A new World Bank report has found that when the poorest communities in Bangladesh – and particularly women and girls – gain access to electricity it boosts their incomes, their job prospects and their time spent in study. However, the report also finds that many of these benefits are lost if the electricity supply is too unreliable.
The World Bank study looked at households in rural Bangladesh which gained electricity between 2005 and 2010. It found that after obtaining access to grid electricity, these households saw their income rise by 17 percent on average. According to the paper, the rise in income comes mainly from non-farm related activities, suggesting that the arrival of electricity gives communities the chance to set up new businesses or work their way into better paying jobs.
An immediate benefit of gaining electricity is not having to spend a large proportion of the household budget on dirty and dangerous kerosene lamps. The study found that households with a grid connection saw their spending on kerosene fall by 73 percent.
Longer term, the World Bank found that access to electricity has an outsized impact on women and girls.
With electricity, the time girls spend in study increases by 0.47 hours a day on average, with electric lighting meaning they can do more homework after sunset. Further down the line this feeds through into better job prospects for women. For each year a community is connected to the grid, the number of women in paid work rises by 2.3 percent.

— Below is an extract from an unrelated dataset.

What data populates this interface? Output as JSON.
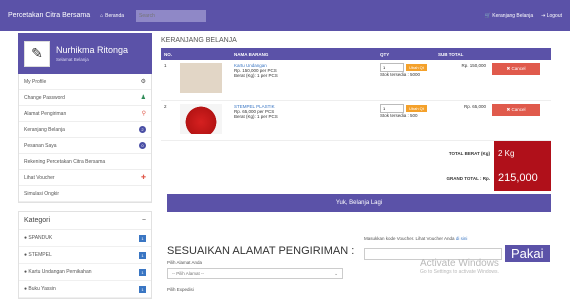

However, the study also warns that many of these development benefits fail to materialise if households only receive a few hours of electricity a day. Every extra hour of power outages a day reduces a household’s income by 0.3 percent, according to the World Bank. And this all adds up. With reliable power, these communities would have seen their non-farm income rise 34 percent over the five years examined in the study.
This highlights the importance of having reliable, 24/7 power. It’s no good suggesting that these communities can make do with rooftop solar panels that only work for a few hours a day. Instead what’s essential is a grid connection that allows electricity to generated whenever it is needed. This is what allows communities to rise out of poverty, create new businesses and offer a better future for women and girls.